Prior to 2001, "the UK Entity did not precondition payment on any documentation requirements other than the submission of bordereaux*fn1 which were validated by UK Entity. The US Entity did at time provide information and/or documentation in addition to the bordereaux." (Stip. at ¶ 44.) Starting in 2002, RMI -- "an agent for [defendant] with respect to determining the liabilities of [defendant to plaintiff] with respect to" the policies at issue in this case -- began to require additional documentation from plaintiff before validating claims for payment. (Stip. at ¶¶ 16, 45, 92-93.) Although plaintiff never provided express verbal or written agreement to this new requirement, it did provide "some of the requested documentation to RMI." (Stip. at ¶¶ 46-47, 98-99.)

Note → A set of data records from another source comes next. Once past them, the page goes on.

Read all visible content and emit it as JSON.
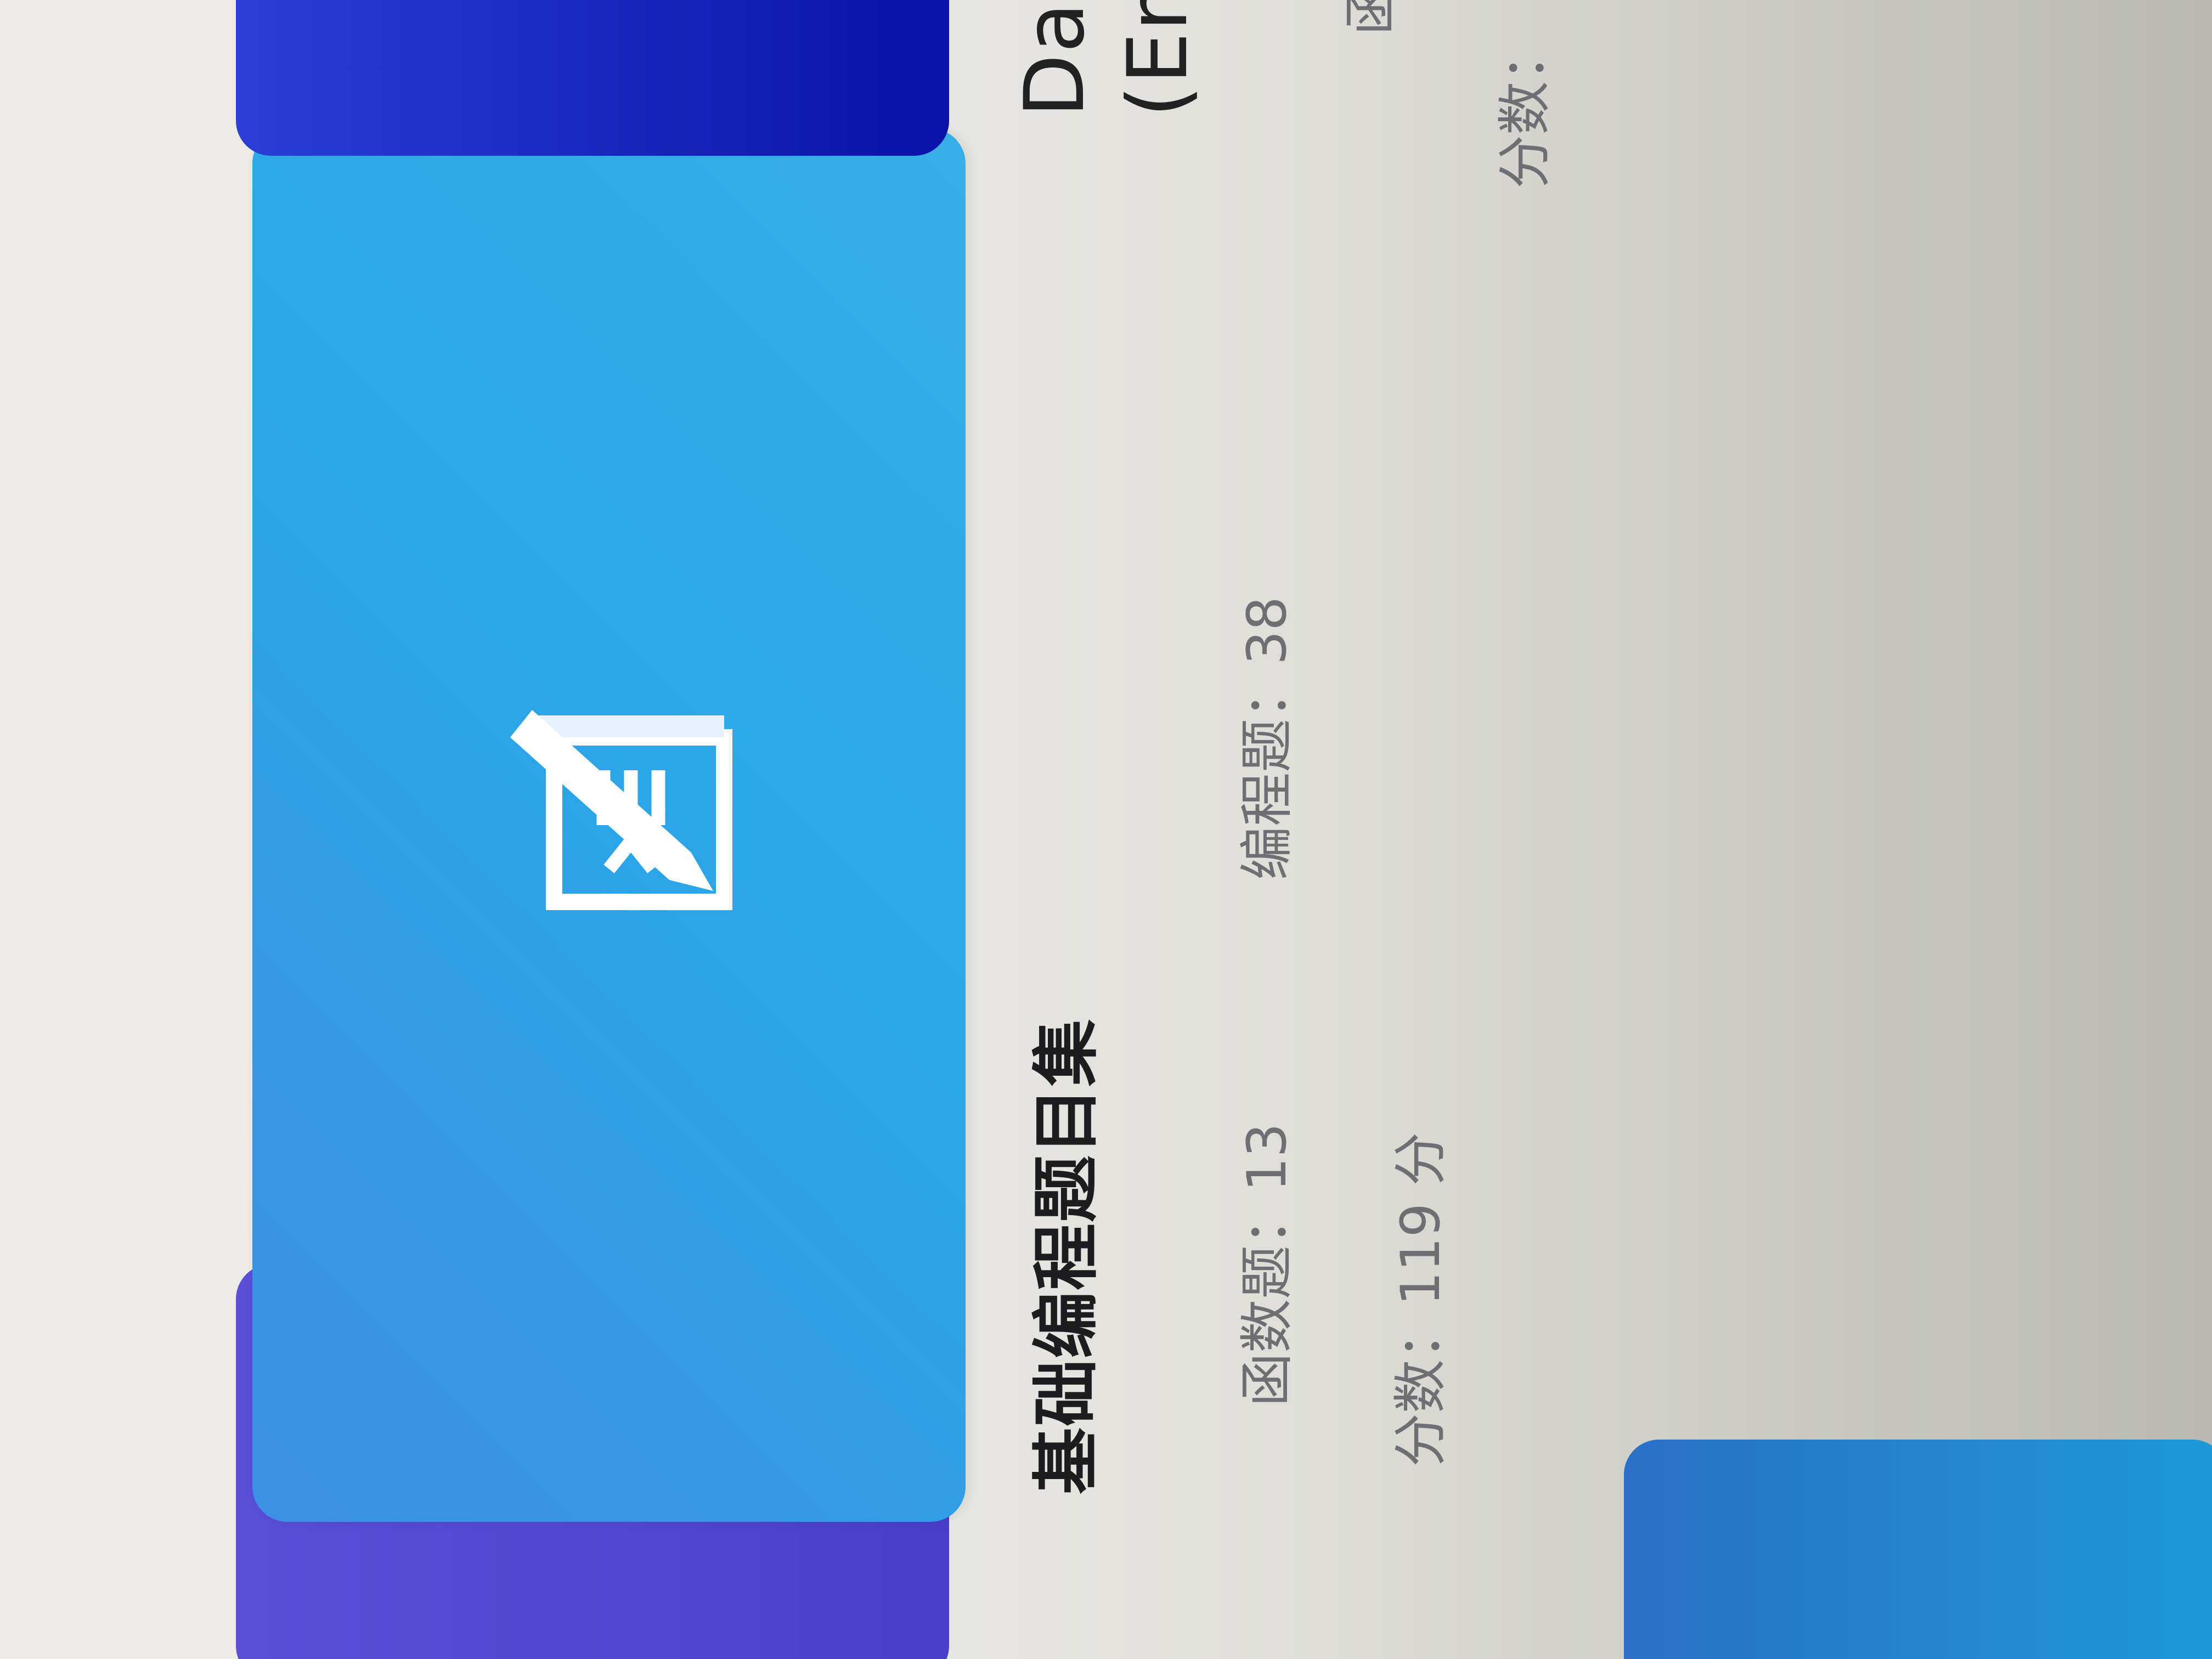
{
  "cards": {
    "main": {
      "title": "基础编程题目集",
      "function_label": "函数题：",
      "function_count": "13",
      "programming_label": "编程题：",
      "programming_count": "38",
      "score_label": "分数：",
      "score_value": "119 分",
      "cover_icon": "edit-document-icon",
      "cover_colors": [
        "#3d8fe6",
        "#2aa6e8"
      ]
    },
    "right": {
      "title_line1": "Data",
      "title_line2": "(Eng",
      "function_label": "函数",
      "score_label": "分数："
    }
  }
}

Prior to 2001, the two parties shared an internal accounting system to make payments. (Stip. at ¶ 51.) Due to mergers and corporate restructuring at the US Entity, after 2001 the US Entity manually billed the UK Entity and payments were made via a direct transfer of money. (Stip. at ¶ 51; Pl. Exhibit K.) Plaintiff contends that after a corporate merger in 1998, certain bills were not fully conveyed to defendant and that this failure was not discovered until 2005. (Pl. Exhibit K.) Defendant contends that plaintiff knew of problems with the billings for such insurance coverage as early as 1998, but did not properly investigate the situation.
In 2005, plaintiff eventually determined that it had failed to bill defendant certain amounts since 1999, and it prepared two "catch-up" billings. The May 2005 billing totaled $2,337,346.37. (Def.'s Exhibit 27.) The June 2005 billing totaled $17,988,760.79. (Def. Exhibit 28.) Most of the claims in these two "catch-up" billings were new to defendant. (Stip. at ¶ 88.) The two "catch-up" billings were submitted to defendant in July 2005. (Stip. at ¶ 87.)
On July 28, 2006, plaintiff notified defendant that it had more unbilled claims it needed to submit, which had been handled by a third-party. (Stip. at ¶ 89.) This 2006 "catch-up" billing totaled approximately $4,400,000 and was submitted in October 2006. (Def. Exhibits 42-43.)
In early August 2006, the parties began to negotiate a standstill agreement, whereby the statute of limitations would be tolled in relation to the May and June 2005 "catch-up" billings. (Stip. at ¶ 90; Def. Exhibit 45.) After exchanging drafts, the parties agreed to the following language, in relevant part:
AND WHEREAS: A dispute or potential dispute has arisen between the Parties regarding the Fronting Policies in respect to [plaintiff's] May and June 2005 bordereaux.
IT IS AGREED as follows: . 3. Save as set out in paragraph 5 below, for the purposes of any statutory limitation . which may be applicable to proceedings between the Parties arising out of or relating in any way whatsoever to the Fronting Policies, the Parties agree that from the date hereof until 30 days after termination of this Agreement time shall not be treated as having continued to run for the purposes of any defence or doctrine of time-bar, limitation of action, prescription, laches or delay or any similar defence or doctrine in law or equity under any relevant system of law, in relation to all causes of action which may arise or may already have at any time arisen out of or in connection with the dispute under the Fronting Policies, whether the relevant causes of action arise in law or equity, contract or tort or otherwise howsoever. (Def. Exhibit 53.) Although signed by the parties in September ...